Oh dear – Mykola Azarov, the Ukrainian Prime Minister is not happy about the amount of negative news on Ukrainian television channels.
What to do?
Well, firstly, deal with Ukraine’s most popular TV channel which in the past few months has become far more critical of government and open to opposition input. I touched upon the probability that Inter would become less government friendly on 4th November 2012, when commenting upon the “who’s in and who’s out“ of the inner sanctum of Ukrainian politics – one of the “out’s” being Mr Khoroshkovsky who happened to own 61% of the nation’s most watched channel.
“This may seem a bit “so what?”, but which “in’s” are “out” as the presidential elections in 2015 get closer is significant – particularly when “outs” like Khoroshkovsky and Poroshenko own some of the most watched national TV channels in Ukraine.
Thus how far “out” these necessary “in’s” can be pushed is a fine art.- particularly if your current policies are contrary to their business interests.
Should Poroshenko run for President and Khoroshkovsky back him, then Yanukovych has a serious problem both in terms of financial ability, media coverage/ownership and public profile. Lest we forget, Poroshenko is not a member of the Party of Regions but an independent.”

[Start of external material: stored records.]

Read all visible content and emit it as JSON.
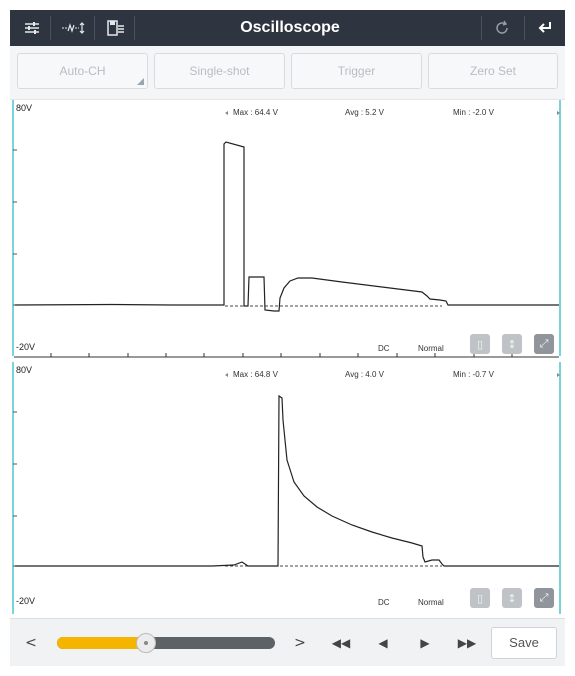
{
  "header": {
    "title": "Oscilloscope",
    "icons": [
      "sliders-icon",
      "measure-icon",
      "save-list-icon",
      "refresh-icon",
      "back-icon"
    ]
  },
  "toolbar": {
    "buttons": [
      {
        "label": "Auto-CH"
      },
      {
        "label": "Single-shot"
      },
      {
        "label": "Trigger"
      },
      {
        "label": "Zero Set"
      }
    ]
  },
  "channels": [
    {
      "max_label": "80V",
      "min_label": "-20V",
      "stats": {
        "max": "Max : 64.4 V",
        "avg": "Avg : 5.2 V",
        "min": "Min : -2.0 V"
      },
      "coupling": "DC",
      "mode": "Normal"
    },
    {
      "max_label": "80V",
      "min_label": "-20V",
      "stats": {
        "max": "Max : 64.8 V",
        "avg": "Avg : 4.0 V",
        "min": "Min : -0.7 V"
      },
      "coupling": "DC",
      "mode": "Normal"
    }
  ],
  "colors": {
    "titlebar": "#2e3540",
    "accent": "#4fc3d0",
    "slider_fill": "#f4b400",
    "trace": "#222222"
  },
  "bottom": {
    "slider_position": 0.41,
    "save_label": "Save"
  }
}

Obviously recognising the threat as I did back then, Mr Khoroshkovsky is now so far “out” that on Friday he sold his controlling share of his media group to Dmitry Firtash for an estimated $2.5 billion – a sale that seems anything other than voluntary – “Under conditions that had formed, I have no possibility to ensure development of the Group. Just those circumstances became my main motive for the sale.” – At least Mr Khoroshkovsky’s statement can be inferred as such.
Thus, Inter, NTN, K1, Mega, Enter Film, K2, Pixel and MTS all now belong to Dmitry Firtash via his GTF Media Ltd – assuming the anti-monopoly committee rubber stamp the sale, which is a foregone conclusion.
From a government viewpoint, Dmitry Firtash is certainly more friendly towards it than Mr Khoroshkovsky since he left its ranks – thus he could no longer be allowed to control such a vast and influential media empire. Obviously one expects that this media group will return to a position that is very hostile towards the opposition (particularly given the extremely bad blood between Firtash and Tymoshenko), reversing a very welcome trend that occurred when Mr Khoroshkovsky announced his departure from government.
However these shenanigans will not remove all the negative news that Prime Minister Azarov is concerned about being aired across the nation’s television broadcasters.
A glance at the Prime Minister’s facebook page on Friday (1 February), displays a very troubling entry indeed.
To save you from trying to find it and then translate it, a Ukrainian citizen named Illiya Khanin proposed to him that all negative news should be either shown after 10pm at night or on a separate dedicated “bad news” channel. The Prime Minister’s response “I absolutely agree with you, and today I spoke about this at a meeting with activists of the Ukrainian journalists’ union. You have given me a very good idea – we should order a sociological survey to see how many supporters we have, and tell this to the whole country.”
Really? A good idea? In a nation where I can see womens breasts in countless films, dead and mutilated bodies in road accidents or crime news footage at anytime day or night on many channels – why should “bad news” have some form of special treatment?
Define “bad news”? Embarrassing stories for the government? The daily slaughter on Ukrainian roads? The regular gruesome murder footage? Am I to be left with trashy Slavic pop music or a womans tits in my cornflakes until after 10pm on every Ukrainian television channel?
A dedicated “bad news” channel? Will its very first broadcast be “the bad news is that all bad news will only be shown on this channel from now on”…….and then suddenly the signal is lost for weeks on end to avoid any bad news being aired at all?
The bad news is that this has even had a moments consideration by the Prime Minister at all – and considering the high penetration of the Internet, a medium where this idea was put to him via facebook, it would be a rather pointless exercise anyway when “bad news” is often all over the Internet long before it is aired on TV.
Surely the best way to control “bad news” is to generate less of it as a government in the first place – and if that cannot be done due to circumstances beyond its control, it can certainly do things that generate “good news” for a change!